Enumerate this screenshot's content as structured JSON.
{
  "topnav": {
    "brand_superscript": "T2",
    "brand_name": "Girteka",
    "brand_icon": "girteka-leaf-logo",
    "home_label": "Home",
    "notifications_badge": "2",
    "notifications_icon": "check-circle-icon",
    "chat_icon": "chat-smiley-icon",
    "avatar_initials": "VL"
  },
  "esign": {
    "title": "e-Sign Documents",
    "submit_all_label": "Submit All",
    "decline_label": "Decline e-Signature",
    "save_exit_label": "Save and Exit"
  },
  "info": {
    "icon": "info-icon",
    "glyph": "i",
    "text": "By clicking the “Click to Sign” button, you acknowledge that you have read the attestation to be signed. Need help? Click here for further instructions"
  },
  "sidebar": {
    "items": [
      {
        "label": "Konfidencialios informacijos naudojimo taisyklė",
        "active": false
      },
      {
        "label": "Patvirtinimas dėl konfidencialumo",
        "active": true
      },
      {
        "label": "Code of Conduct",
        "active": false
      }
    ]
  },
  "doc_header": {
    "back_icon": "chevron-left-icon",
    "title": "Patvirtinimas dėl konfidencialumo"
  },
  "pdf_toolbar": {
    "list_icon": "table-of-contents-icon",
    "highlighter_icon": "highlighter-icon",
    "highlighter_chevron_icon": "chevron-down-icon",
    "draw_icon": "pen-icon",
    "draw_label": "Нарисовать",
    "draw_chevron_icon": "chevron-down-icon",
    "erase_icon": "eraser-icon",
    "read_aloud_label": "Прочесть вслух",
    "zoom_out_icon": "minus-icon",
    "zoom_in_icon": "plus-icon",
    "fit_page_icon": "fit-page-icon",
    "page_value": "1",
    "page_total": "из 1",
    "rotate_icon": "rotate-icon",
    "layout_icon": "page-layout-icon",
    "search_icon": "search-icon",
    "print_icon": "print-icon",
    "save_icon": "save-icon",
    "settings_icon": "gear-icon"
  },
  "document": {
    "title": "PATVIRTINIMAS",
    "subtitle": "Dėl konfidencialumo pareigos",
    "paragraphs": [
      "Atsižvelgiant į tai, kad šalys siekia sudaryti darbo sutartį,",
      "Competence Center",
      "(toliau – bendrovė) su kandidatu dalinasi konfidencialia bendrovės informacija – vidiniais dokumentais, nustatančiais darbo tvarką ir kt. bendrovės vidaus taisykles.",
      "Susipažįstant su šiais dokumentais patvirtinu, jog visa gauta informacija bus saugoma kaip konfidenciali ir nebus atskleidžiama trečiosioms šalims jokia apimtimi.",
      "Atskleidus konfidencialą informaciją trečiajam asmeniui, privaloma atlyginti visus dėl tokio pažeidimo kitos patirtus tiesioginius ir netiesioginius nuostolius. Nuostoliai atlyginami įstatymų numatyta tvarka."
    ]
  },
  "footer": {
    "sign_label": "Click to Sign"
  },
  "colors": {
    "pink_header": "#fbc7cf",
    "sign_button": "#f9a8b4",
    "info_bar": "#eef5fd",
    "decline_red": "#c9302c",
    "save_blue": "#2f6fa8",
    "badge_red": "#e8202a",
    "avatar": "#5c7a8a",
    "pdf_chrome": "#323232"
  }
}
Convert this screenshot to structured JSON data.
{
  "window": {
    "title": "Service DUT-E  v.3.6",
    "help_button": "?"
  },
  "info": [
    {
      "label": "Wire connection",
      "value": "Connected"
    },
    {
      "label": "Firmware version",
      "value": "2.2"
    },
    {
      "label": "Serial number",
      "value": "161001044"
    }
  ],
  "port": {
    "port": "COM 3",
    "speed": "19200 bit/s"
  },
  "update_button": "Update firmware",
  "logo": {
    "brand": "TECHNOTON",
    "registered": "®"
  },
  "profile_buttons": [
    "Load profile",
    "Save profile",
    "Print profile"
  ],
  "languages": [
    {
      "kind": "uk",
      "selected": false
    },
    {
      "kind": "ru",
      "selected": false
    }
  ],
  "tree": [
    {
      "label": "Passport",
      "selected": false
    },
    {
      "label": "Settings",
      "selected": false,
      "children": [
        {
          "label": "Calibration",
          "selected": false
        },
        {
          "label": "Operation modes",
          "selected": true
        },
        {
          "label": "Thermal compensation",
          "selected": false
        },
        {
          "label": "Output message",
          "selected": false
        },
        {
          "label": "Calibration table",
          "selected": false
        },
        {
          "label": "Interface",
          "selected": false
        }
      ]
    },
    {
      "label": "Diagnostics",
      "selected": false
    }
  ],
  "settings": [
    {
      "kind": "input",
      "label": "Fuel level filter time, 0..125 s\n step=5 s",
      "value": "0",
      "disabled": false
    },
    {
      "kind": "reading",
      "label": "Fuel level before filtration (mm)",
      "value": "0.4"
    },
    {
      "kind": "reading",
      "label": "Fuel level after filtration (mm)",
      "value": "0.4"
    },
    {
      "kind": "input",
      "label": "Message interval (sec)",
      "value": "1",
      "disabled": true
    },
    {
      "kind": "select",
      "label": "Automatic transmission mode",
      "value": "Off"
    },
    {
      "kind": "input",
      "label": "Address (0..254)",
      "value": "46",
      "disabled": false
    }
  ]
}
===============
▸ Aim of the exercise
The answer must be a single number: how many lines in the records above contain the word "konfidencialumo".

▸ Solved exercise
3